- Senior Investment Professional with Greenstone Resources, a USD475 million mining-focused private equity fund.
Jonathan Henry – Non-Executive Chairmam
- 25 years of experience in the mining company leadership and management
- Executive Chairman of Ormonde Mining
- President and CEO of Gabriel Resources
- CEO of Avocet Mining
Marion Thomas – Vice President, ESG
- 30 years of environmental and social experience across large-scale, natural resources, agriculture, and industrial sector projects.
- Completed numerous ESIAs in compliance with international standards (World Bank, International Finance Corporation Performance Standards and Equator Principles)
- Qualified engineering geologist by training, with an MSc in Engineering Geology from the University of Pretoria, South Africa, an MSc in Geology from the University of the Free State, South Africa and a BSc (Hons) in Geology Queen Mary College, University of London.
Eugene Lee – Chief Financial Officer
- Over 20 years of experience in mine finance capital markets, financial reporting, risk management, internal controls and corporate governance
- Director, Marketing at Hudbay Minerals
- Non-Executive Director of Nevada Zinc Corp
- CFO at Premier Royalty Inc.
Stephanie Hart – Chairman of the Board, Chair of Audit Committee
- Ms. Hart is a Chartered Professional Accountant (“ CPA ”) with over 20 years’ senior level experience with broad financial, risk, operational and capital project roles in global mining.
- Spent much of her career working with Vale S.A., where she was most recently Head of Finance, North Atlantic Operations and Asian Refineries in the Base Metals business.
- Director of Treasury, Pension Assets and Risk for Vale Canada, Director of Finance and Chief Financial Officer (“ CFO ”) for the Goro Project and Operations in New Caledonia and General Foreperson in the Sudbury Smelter.
- CFO at Willeson Metals Corp., a company exploring for gold in Manitoba, and Exiro Minerals Corp., a privately-owned exploration company.
Michael Jones – Independent Director
- 30 years of experience in mine management, corporate finance and corporate development

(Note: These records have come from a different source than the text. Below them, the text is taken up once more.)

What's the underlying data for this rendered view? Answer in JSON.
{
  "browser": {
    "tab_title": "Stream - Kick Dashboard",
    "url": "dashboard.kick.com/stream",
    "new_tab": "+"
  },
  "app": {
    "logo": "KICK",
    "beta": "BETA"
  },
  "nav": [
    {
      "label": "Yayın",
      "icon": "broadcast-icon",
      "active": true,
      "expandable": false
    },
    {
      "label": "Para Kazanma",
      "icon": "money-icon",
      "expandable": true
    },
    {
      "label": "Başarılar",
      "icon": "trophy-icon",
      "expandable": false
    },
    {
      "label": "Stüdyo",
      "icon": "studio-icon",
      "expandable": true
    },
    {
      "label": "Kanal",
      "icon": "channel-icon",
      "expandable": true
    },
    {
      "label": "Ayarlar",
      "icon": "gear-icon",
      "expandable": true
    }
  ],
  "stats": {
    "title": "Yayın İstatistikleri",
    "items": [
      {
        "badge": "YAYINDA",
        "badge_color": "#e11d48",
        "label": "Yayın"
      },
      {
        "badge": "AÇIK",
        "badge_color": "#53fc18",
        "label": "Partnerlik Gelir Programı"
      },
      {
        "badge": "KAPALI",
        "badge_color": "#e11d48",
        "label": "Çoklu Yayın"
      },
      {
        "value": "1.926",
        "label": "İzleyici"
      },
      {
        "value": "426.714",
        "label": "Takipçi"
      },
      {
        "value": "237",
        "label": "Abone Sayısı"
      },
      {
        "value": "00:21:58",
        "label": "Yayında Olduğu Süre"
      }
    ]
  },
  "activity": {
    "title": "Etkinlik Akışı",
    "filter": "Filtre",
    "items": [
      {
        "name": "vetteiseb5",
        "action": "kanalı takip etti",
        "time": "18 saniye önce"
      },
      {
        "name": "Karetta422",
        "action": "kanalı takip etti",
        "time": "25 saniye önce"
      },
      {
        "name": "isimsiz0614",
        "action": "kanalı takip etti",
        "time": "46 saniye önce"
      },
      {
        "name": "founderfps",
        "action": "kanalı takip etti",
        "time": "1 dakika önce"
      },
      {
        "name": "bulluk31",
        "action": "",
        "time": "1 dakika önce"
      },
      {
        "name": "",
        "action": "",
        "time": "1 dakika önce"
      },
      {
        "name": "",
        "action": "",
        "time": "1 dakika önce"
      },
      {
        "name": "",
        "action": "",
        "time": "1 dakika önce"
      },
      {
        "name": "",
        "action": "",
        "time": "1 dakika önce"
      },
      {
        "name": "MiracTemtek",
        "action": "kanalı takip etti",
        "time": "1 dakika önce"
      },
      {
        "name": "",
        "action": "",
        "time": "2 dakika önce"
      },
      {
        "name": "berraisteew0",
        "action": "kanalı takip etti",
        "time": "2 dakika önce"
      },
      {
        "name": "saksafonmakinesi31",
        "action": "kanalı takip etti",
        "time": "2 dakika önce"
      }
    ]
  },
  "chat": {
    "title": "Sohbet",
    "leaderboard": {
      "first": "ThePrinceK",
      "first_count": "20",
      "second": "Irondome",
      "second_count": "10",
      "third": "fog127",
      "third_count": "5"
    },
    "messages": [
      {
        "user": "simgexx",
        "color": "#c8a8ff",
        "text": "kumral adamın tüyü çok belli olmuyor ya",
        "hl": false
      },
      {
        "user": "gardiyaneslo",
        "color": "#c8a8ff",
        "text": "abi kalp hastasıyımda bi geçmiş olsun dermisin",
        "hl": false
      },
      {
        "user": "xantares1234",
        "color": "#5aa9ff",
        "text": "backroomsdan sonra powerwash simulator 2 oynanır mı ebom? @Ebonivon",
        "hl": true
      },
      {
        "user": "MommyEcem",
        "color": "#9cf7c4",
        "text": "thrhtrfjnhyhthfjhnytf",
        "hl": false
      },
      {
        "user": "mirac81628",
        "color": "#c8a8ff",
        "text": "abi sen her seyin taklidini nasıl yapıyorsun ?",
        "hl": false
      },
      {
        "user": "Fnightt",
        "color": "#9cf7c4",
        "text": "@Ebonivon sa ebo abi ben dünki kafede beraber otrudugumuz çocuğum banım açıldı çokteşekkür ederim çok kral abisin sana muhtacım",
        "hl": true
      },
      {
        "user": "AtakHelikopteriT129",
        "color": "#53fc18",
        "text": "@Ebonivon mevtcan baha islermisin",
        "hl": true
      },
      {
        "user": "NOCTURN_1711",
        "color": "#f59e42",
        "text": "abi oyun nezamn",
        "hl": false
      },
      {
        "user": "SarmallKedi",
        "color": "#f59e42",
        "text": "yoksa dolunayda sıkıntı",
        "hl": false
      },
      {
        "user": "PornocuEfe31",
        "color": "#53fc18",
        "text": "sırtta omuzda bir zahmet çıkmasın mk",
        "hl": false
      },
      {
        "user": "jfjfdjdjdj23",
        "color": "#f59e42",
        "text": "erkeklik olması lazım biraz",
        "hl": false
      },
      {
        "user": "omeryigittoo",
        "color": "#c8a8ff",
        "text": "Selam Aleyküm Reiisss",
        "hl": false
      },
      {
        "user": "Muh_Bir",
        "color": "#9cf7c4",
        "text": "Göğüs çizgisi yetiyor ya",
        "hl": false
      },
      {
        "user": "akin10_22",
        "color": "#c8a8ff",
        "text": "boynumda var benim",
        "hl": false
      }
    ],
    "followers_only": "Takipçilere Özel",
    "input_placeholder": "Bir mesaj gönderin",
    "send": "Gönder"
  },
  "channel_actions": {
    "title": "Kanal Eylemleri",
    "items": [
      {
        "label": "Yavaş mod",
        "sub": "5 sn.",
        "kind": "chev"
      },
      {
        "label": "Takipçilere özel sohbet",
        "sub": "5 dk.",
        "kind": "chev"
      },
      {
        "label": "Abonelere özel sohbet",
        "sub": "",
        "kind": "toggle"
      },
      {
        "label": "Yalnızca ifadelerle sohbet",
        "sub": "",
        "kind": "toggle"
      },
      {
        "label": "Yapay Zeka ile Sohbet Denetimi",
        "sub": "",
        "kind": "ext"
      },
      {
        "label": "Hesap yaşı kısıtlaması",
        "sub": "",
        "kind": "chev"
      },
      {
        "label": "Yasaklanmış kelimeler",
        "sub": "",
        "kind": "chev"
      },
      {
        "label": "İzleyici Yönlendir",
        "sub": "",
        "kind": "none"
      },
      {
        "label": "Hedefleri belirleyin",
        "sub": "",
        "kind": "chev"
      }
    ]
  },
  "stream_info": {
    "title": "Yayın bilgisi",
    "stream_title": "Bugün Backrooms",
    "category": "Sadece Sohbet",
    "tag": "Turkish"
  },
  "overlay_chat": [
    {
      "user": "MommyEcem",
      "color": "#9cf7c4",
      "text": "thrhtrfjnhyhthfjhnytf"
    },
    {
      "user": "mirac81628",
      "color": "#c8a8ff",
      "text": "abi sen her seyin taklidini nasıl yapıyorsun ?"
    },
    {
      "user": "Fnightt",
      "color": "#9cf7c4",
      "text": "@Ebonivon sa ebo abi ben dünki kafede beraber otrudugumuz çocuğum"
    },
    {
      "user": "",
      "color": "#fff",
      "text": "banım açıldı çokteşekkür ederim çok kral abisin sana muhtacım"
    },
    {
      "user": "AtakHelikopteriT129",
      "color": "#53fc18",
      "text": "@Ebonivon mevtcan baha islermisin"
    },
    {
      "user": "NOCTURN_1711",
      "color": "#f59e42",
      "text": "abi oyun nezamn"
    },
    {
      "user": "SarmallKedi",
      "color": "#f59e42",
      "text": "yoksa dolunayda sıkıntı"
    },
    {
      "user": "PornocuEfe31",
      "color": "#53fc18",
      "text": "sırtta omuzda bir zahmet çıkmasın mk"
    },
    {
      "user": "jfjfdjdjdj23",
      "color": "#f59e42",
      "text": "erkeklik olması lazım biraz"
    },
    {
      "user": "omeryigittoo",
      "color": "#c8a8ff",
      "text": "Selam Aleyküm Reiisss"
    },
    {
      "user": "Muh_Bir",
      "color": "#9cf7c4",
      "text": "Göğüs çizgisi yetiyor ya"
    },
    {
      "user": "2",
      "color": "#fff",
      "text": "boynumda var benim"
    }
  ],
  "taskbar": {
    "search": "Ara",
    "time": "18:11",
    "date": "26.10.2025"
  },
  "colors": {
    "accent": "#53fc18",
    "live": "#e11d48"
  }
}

- Director at Hatch
- Corporate Development at African Minerals
- Head mining corporate finance at Canaccord
- Various mining engineering roles at Gencor, DE Beers and Debswana